> **Exercise instructions**: Nothing is to be left out; print all the entries exactly.

Records supplied Start Marker

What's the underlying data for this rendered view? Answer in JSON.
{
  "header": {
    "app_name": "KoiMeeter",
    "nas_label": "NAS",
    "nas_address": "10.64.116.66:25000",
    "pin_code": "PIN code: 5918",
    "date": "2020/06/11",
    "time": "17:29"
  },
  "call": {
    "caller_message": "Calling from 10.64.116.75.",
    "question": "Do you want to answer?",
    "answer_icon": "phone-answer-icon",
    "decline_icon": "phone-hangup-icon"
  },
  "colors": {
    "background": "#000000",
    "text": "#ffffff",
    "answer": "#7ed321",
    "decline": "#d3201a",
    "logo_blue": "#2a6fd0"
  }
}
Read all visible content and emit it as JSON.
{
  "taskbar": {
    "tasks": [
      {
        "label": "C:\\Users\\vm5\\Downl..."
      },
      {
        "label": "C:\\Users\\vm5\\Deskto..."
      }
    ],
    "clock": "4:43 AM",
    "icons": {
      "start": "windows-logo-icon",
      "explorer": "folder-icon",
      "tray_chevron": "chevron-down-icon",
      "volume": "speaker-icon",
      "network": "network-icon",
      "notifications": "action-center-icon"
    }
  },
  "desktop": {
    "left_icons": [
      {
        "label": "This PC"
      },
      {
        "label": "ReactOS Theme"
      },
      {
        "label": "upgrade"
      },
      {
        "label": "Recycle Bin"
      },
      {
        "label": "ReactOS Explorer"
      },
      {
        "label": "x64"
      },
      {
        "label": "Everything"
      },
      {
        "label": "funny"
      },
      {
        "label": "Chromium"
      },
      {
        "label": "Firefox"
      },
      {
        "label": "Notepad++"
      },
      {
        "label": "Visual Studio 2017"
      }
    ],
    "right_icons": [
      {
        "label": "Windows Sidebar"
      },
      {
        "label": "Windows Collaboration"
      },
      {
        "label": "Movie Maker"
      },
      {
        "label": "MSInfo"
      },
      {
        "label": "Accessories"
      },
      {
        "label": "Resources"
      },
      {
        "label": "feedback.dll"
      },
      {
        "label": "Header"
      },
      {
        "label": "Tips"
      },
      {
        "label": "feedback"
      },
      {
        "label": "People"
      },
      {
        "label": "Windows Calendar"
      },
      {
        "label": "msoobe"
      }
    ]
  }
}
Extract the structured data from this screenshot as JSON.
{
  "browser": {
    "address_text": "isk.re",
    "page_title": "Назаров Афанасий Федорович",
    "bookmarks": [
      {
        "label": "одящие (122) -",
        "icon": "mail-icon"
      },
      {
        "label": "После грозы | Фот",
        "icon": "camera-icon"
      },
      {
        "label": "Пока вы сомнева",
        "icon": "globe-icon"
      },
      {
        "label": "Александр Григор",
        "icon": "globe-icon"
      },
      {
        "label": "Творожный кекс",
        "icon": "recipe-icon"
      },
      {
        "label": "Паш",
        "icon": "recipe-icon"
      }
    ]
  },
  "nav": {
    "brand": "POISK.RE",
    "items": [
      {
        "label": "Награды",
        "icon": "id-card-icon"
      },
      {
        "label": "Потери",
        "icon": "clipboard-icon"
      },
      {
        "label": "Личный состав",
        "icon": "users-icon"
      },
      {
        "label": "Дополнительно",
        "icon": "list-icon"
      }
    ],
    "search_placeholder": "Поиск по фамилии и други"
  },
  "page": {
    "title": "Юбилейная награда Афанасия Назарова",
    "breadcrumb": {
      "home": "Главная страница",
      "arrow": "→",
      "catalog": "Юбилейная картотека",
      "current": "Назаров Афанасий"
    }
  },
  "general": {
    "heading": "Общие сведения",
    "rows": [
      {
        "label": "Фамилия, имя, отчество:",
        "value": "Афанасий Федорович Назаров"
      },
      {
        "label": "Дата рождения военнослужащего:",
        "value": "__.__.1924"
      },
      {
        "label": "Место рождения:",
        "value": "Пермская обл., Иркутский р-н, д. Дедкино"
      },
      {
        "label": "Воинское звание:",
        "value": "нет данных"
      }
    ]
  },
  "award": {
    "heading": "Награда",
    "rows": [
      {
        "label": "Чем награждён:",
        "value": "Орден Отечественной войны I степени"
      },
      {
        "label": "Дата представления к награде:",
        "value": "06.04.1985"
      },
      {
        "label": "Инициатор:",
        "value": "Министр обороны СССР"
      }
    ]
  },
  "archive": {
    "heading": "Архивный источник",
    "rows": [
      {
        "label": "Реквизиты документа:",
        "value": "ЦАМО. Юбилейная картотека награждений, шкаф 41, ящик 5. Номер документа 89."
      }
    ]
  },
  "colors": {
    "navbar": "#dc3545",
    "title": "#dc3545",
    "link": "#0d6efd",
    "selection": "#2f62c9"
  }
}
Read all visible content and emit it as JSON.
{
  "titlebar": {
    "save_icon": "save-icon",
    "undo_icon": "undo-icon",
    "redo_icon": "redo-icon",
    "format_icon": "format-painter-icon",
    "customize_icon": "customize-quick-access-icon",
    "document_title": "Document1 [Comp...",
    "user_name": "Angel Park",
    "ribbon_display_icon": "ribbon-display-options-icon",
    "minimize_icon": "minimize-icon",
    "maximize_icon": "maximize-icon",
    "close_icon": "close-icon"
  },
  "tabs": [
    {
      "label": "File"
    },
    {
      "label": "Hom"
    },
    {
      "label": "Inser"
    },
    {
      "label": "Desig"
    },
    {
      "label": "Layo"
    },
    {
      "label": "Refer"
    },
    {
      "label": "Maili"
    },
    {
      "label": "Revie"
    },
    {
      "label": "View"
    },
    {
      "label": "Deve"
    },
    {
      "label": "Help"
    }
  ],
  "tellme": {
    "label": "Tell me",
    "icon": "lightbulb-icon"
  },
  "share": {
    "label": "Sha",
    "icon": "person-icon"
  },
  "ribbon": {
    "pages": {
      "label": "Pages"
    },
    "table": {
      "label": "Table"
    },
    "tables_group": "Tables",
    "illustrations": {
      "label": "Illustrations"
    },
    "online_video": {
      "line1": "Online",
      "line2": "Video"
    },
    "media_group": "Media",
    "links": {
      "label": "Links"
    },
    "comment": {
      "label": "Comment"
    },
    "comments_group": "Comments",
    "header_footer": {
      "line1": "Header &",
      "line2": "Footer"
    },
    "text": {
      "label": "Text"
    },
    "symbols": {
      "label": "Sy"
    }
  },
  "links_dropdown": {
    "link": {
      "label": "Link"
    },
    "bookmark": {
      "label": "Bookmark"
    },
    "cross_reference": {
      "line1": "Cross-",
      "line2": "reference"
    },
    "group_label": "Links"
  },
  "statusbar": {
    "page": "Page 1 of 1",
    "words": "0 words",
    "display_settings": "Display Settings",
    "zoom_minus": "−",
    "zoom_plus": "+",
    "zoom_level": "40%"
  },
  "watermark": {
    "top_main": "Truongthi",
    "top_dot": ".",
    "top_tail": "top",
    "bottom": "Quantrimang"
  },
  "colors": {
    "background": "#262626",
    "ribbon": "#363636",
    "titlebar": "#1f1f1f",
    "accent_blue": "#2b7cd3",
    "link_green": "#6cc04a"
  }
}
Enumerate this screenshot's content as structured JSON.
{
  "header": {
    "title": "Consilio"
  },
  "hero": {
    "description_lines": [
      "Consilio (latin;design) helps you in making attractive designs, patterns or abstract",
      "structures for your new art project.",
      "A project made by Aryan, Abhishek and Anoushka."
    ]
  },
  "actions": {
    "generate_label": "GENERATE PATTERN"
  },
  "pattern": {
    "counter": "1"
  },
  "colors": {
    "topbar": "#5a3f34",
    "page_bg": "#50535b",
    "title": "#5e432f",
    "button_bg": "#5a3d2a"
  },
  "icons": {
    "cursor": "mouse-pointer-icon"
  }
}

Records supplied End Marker

> **Problem solution**:
What's the underlying data for this rendered view? Answer in JSON.
{
  "header": {
    "app_name": "KoiMeeter",
    "nas_label": "NAS",
    "nas_address": "10.64.116.66:25000",
    "pin_code": "PIN code: 5918",
    "date": "2020/06/11",
    "time": "17:29"
  },
  "call": {
    "caller_message": "Calling from 10.64.116.75.",
    "question": "Do you want to answer?",
    "answer_icon": "phone-answer-icon",
    "decline_icon": "phone-hangup-icon"
  },
  "colors": {
    "background": "#000000",
    "text": "#ffffff",
    "answer": "#7ed321",
    "decline": "#d3201a",
    "logo_blue": "#2a6fd0"
  }
}
Read all visible content and emit it as JSON.
{
  "taskbar": {
    "tasks": [
      {
        "label": "C:\\Users\\vm5\\Downl..."
      },
      {
        "label": "C:\\Users\\vm5\\Deskto..."
      }
    ],
    "clock": "4:43 AM",
    "icons": {
      "start": "windows-logo-icon",
      "explorer": "folder-icon",
      "tray_chevron": "chevron-down-icon",
      "volume": "speaker-icon",
      "network": "network-icon",
      "notifications": "action-center-icon"
    }
  },
  "desktop": {
    "left_icons": [
      {
        "label": "This PC"
      },
      {
        "label": "ReactOS Theme"
      },
      {
        "label": "upgrade"
      },
      {
        "label": "Recycle Bin"
      },
      {
        "label": "ReactOS Explorer"
      },
      {
        "label": "x64"
      },
      {
        "label": "Everything"
      },
      {
        "label": "funny"
      },
      {
        "label": "Chromium"
      },
      {
        "label": "Firefox"
      },
      {
        "label": "Notepad++"
      },
      {
        "label": "Visual Studio 2017"
      }
    ],
    "right_icons": [
      {
        "label": "Windows Sidebar"
      },
      {
        "label": "Windows Collaboration"
      },
      {
        "label": "Movie Maker"
      },
      {
        "label": "MSInfo"
      },
      {
        "label": "Accessories"
      },
      {
        "label": "Resources"
      },
      {
        "label": "feedback.dll"
      },
      {
        "label": "Header"
      },
      {
        "label": "Tips"
      },
      {
        "label": "feedback"
      },
      {
        "label": "People"
      },
      {
        "label": "Windows Calendar"
      },
      {
        "label": "msoobe"
      }
    ]
  }
}
Extract the structured data from this screenshot as JSON.
{
  "browser": {
    "address_text": "isk.re",
    "page_title": "Назаров Афанасий Федорович",
    "bookmarks": [
      {
        "label": "одящие (122) -",
        "icon": "mail-icon"
      },
      {
        "label": "После грозы | Фот",
        "icon": "camera-icon"
      },
      {
        "label": "Пока вы сомнева",
        "icon": "globe-icon"
      },
      {
        "label": "Александр Григор",
        "icon": "globe-icon"
      },
      {
        "label": "Творожный кекс",
        "icon": "recipe-icon"
      },
      {
        "label": "Паш",
        "icon": "recipe-icon"
      }
    ]
  },
  "nav": {
    "brand": "POISK.RE",
    "items": [
      {
        "label": "Награды",
        "icon": "id-card-icon"
      },
      {
        "label": "Потери",
        "icon": "clipboard-icon"
      },
      {
        "label": "Личный состав",
        "icon": "users-icon"
      },
      {
        "label": "Дополнительно",
        "icon": "list-icon"
      }
    ],
    "search_placeholder": "Поиск по фамилии и други"
  },
  "page": {
    "title": "Юбилейная награда Афанасия Назарова",
    "breadcrumb": {
      "home": "Главная страница",
      "arrow": "→",
      "catalog": "Юбилейная картотека",
      "current": "Назаров Афанасий"
    }
  },
  "general": {
    "heading": "Общие сведения",
    "rows": [
      {
        "label": "Фамилия, имя, отчество:",
        "value": "Афанасий Федорович Назаров"
      },
      {
        "label": "Дата рождения военнослужащего:",
        "value": "__.__.1924"
      },
      {
        "label": "Место рождения:",
        "value": "Пермская обл., Иркутский р-н, д. Дедкино"
      },
      {
        "label": "Воинское звание:",
        "value": "нет данных"
      }
    ]
  },
  "award": {
    "heading": "Награда",
    "rows": [
      {
        "label": "Чем награждён:",
        "value": "Орден Отечественной войны I степени"
      },
      {
        "label": "Дата представления к награде:",
        "value": "06.04.1985"
      },
      {
        "label": "Инициатор:",
        "value": "Министр обороны СССР"
      }
    ]
  },
  "archive": {
    "heading": "Архивный источник",
    "rows": [
      {
        "label": "Реквизиты документа:",
        "value": "ЦАМО. Юбилейная картотека награждений, шкаф 41, ящик 5. Номер документа 89."
      }
    ]
  },
  "colors": {
    "navbar": "#dc3545",
    "title": "#dc3545",
    "link": "#0d6efd",
    "selection": "#2f62c9"
  }
}
Read all visible content and emit it as JSON.
{
  "titlebar": {
    "save_icon": "save-icon",
    "undo_icon": "undo-icon",
    "redo_icon": "redo-icon",
    "format_icon": "format-painter-icon",
    "customize_icon": "customize-quick-access-icon",
    "document_title": "Document1 [Comp...",
    "user_name": "Angel Park",
    "ribbon_display_icon": "ribbon-display-options-icon",
    "minimize_icon": "minimize-icon",
    "maximize_icon": "maximize-icon",
    "close_icon": "close-icon"
  },
  "tabs": [
    {
      "label": "File"
    },
    {
      "label": "Hom"
    },
    {
      "label": "Inser"
    },
    {
      "label": "Desig"
    },
    {
      "label": "Layo"
    },
    {
      "label": "Refer"
    },
    {
      "label": "Maili"
    },
    {
      "label": "Revie"
    },
    {
      "label": "View"
    },
    {
      "label": "Deve"
    },
    {
      "label": "Help"
    }
  ],
  "tellme": {
    "label": "Tell me",
    "icon": "lightbulb-icon"
  },
  "share": {
    "label": "Sha",
    "icon": "person-icon"
  },
  "ribbon": {
    "pages": {
      "label": "Pages"
    },
    "table": {
      "label": "Table"
    },
    "tables_group": "Tables",
    "illustrations": {
      "label": "Illustrations"
    },
    "online_video": {
      "line1": "Online",
      "line2": "Video"
    },
    "media_group": "Media",
    "links": {
      "label": "Links"
    },
    "comment": {
      "label": "Comment"
    },
    "comments_group": "Comments",
    "header_footer": {
      "line1": "Header &",
      "line2": "Footer"
    },
    "text": {
      "label": "Text"
    },
    "symbols": {
      "label": "Sy"
    }
  },
  "links_dropdown": {
    "link": {
      "label": "Link"
    },
    "bookmark": {
      "label": "Bookmark"
    },
    "cross_reference": {
      "line1": "Cross-",
      "line2": "reference"
    },
    "group_label": "Links"
  },
  "statusbar": {
    "page": "Page 1 of 1",
    "words": "0 words",
    "display_settings": "Display Settings",
    "zoom_minus": "−",
    "zoom_plus": "+",
    "zoom_level": "40%"
  },
  "watermark": {
    "top_main": "Truongthi",
    "top_dot": ".",
    "top_tail": "top",
    "bottom": "Quantrimang"
  },
  "colors": {
    "background": "#262626",
    "ribbon": "#363636",
    "titlebar": "#1f1f1f",
    "accent_blue": "#2b7cd3",
    "link_green": "#6cc04a"
  }
}
Enumerate this screenshot's content as structured JSON.
{
  "header": {
    "title": "Consilio"
  },
  "hero": {
    "description_lines": [
      "Consilio (latin;design) helps you in making attractive designs, patterns or abstract",
      "structures for your new art project.",
      "A project made by Aryan, Abhishek and Anoushka."
    ]
  },
  "actions": {
    "generate_label": "GENERATE PATTERN"
  },
  "pattern": {
    "counter": "1"
  },
  "colors": {
    "topbar": "#5a3f34",
    "page_bg": "#50535b",
    "title": "#5e432f",
    "button_bg": "#5a3d2a"
  },
  "icons": {
    "cursor": "mouse-pointer-icon"
  }
}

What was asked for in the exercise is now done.